Every line of the entries below that includes "date" belongs in the answer, copied as written.
──────────────────────────────
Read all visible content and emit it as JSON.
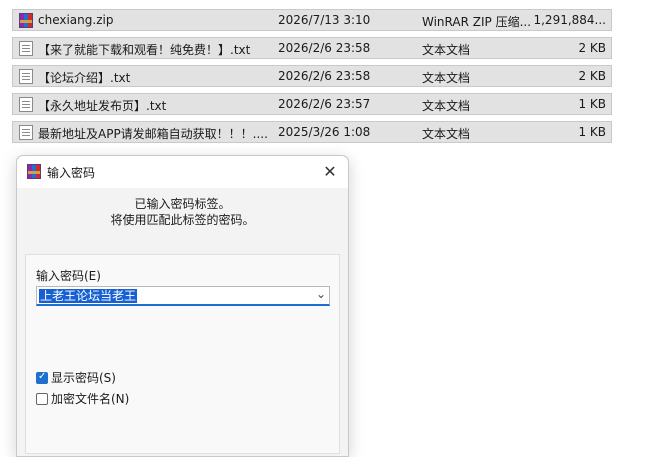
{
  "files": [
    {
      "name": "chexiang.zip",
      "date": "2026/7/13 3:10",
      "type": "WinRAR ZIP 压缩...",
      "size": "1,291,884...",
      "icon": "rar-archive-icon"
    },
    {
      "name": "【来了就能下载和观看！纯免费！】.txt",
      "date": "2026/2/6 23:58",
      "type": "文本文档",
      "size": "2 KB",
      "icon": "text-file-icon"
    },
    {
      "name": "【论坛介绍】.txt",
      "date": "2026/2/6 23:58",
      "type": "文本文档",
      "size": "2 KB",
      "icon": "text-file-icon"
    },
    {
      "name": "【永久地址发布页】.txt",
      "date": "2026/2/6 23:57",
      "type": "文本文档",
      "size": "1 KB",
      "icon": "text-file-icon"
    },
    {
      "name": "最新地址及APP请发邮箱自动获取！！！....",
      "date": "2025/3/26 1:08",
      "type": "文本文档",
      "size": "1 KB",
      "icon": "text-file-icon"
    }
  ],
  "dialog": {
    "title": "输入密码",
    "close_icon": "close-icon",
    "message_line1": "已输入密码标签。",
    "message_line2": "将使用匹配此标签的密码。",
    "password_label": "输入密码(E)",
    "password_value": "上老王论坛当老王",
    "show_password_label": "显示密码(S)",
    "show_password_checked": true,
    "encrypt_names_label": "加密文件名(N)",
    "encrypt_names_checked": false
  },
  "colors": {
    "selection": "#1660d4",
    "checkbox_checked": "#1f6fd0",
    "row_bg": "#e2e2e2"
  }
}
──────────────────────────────
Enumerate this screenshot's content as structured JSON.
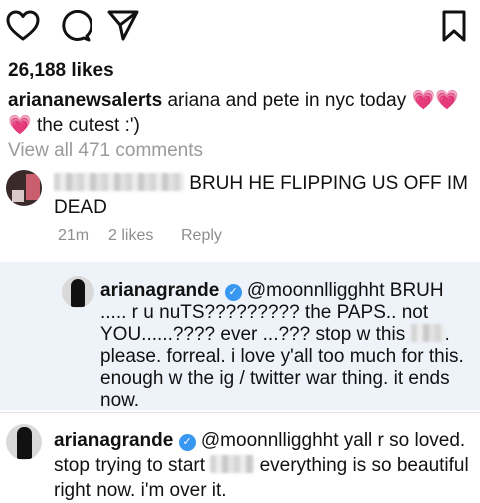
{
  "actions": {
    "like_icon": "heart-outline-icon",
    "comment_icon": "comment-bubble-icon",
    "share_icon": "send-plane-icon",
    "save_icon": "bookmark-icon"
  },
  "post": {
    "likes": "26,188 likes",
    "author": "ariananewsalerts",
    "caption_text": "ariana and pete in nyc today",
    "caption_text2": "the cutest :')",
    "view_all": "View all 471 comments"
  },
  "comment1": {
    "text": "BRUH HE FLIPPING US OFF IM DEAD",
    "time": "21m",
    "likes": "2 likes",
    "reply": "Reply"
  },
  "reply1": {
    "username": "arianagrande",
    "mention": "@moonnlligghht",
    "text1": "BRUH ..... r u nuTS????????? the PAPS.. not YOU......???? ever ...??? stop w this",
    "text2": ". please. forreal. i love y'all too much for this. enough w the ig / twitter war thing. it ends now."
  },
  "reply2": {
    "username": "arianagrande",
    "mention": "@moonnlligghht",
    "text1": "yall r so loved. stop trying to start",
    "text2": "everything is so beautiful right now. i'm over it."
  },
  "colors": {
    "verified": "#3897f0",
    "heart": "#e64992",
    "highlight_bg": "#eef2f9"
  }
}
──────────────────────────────
_EXERCISE RESPONSE_
      "date": "2026/7/13 3:10",
      "date": "2026/2/6 23:58",
      "date": "2026/2/6 23:58",
      "date": "2026/2/6 23:57",
      "date": "2025/3/26 1:08",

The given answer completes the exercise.